*** Records ***

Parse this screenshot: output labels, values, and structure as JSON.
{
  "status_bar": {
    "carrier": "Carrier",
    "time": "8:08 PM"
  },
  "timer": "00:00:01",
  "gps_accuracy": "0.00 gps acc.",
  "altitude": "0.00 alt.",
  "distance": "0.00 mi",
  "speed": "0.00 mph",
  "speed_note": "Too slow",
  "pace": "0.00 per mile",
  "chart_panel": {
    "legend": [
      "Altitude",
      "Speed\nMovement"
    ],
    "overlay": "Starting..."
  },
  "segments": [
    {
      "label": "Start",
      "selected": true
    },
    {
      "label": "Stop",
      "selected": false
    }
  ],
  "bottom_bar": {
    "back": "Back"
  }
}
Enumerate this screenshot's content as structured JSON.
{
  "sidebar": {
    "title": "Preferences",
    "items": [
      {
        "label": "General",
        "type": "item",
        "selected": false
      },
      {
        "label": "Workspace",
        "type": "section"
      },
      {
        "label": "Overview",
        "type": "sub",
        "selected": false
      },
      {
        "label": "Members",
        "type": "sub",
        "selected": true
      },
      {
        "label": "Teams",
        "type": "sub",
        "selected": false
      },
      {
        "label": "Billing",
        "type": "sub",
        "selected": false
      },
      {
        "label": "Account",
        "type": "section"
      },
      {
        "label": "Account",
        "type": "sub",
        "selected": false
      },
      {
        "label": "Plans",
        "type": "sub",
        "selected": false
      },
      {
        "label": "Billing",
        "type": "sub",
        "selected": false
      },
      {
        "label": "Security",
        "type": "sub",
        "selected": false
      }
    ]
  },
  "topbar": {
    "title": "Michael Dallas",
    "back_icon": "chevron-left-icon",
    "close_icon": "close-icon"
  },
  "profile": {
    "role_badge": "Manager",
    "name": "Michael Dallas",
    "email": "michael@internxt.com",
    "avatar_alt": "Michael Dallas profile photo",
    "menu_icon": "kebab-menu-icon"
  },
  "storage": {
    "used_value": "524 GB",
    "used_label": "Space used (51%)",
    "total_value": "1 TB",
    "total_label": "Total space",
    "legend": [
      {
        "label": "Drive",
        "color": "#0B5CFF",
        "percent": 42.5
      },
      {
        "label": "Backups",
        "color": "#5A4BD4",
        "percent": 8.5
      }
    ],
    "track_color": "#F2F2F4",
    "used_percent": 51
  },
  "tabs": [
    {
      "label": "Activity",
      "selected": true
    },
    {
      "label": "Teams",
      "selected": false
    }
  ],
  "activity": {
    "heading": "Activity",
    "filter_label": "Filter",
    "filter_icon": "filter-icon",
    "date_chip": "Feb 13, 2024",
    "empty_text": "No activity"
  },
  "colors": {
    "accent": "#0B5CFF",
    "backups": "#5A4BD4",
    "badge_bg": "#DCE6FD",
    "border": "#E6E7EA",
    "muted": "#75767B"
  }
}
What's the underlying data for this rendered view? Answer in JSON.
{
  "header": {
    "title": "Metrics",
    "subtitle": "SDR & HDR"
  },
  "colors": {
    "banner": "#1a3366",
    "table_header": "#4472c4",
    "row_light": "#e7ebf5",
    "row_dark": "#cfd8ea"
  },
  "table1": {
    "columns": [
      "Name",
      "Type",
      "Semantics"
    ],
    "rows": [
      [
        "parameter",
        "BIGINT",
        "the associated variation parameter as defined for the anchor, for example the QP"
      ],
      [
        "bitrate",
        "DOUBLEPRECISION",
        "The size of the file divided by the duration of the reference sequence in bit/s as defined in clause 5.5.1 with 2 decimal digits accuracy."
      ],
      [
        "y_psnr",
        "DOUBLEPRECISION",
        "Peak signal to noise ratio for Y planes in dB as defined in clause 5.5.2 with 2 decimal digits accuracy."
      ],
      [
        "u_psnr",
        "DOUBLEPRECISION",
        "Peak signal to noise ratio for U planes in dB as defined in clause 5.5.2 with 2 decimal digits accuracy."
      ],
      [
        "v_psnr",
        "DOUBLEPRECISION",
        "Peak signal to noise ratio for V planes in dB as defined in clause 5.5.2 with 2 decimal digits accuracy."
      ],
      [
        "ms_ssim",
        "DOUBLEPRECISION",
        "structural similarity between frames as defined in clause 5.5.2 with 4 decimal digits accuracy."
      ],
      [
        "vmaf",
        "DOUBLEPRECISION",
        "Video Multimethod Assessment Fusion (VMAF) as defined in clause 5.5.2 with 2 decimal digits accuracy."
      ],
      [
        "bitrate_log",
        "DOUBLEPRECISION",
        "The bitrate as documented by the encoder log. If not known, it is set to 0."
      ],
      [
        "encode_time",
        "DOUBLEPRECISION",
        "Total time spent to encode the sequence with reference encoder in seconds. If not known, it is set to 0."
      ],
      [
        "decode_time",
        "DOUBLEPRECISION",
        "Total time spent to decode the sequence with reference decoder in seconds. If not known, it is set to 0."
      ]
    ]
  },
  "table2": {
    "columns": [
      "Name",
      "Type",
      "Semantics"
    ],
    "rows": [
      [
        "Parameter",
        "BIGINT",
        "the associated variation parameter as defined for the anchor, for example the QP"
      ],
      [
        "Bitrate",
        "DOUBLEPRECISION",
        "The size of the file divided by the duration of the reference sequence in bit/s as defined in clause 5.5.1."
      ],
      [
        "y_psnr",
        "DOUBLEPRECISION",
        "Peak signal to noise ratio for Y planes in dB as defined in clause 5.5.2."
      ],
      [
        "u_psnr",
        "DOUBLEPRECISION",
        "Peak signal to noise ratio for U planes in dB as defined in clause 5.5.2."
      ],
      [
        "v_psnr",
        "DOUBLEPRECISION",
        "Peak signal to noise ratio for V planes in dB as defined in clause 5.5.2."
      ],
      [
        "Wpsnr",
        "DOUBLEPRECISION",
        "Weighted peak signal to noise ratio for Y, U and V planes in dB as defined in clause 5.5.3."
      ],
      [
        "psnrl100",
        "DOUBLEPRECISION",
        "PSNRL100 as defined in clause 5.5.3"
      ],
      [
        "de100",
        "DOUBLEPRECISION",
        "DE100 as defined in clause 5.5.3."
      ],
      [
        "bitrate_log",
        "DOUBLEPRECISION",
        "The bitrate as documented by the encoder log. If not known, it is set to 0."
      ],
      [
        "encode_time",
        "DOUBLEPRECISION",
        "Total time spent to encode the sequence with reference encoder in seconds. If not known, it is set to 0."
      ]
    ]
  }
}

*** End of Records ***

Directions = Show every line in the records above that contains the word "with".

Task result =
        "The size of the file divided by the duration of the reference sequence in bit/s as defined in clause 5.5.1 with 2 decimal digits accuracy."
        "Peak signal to noise ratio for Y planes in dB as defined in clause 5.5.2 with 2 decimal digits accuracy."
        "Peak signal to noise ratio for U planes in dB as defined in clause 5.5.2 with 2 decimal digits accuracy."
        "Peak signal to noise ratio for V planes in dB as defined in clause 5.5.2 with 2 decimal digits accuracy."
        "structural similarity between frames as defined in clause 5.5.2 with 4 decimal digits accuracy."
        "Video Multimethod Assessment Fusion (VMAF) as defined in clause 5.5.2 with 2 decimal digits accuracy."
        "Total time spent to encode the sequence with reference encoder in seconds. If not known, it is set to 0."
        "Total time spent to decode the sequence with reference decoder in seconds. If not known, it is set to 0."
        "Total time spent to encode the sequence with reference encoder in seconds. If not known, it is set to 0."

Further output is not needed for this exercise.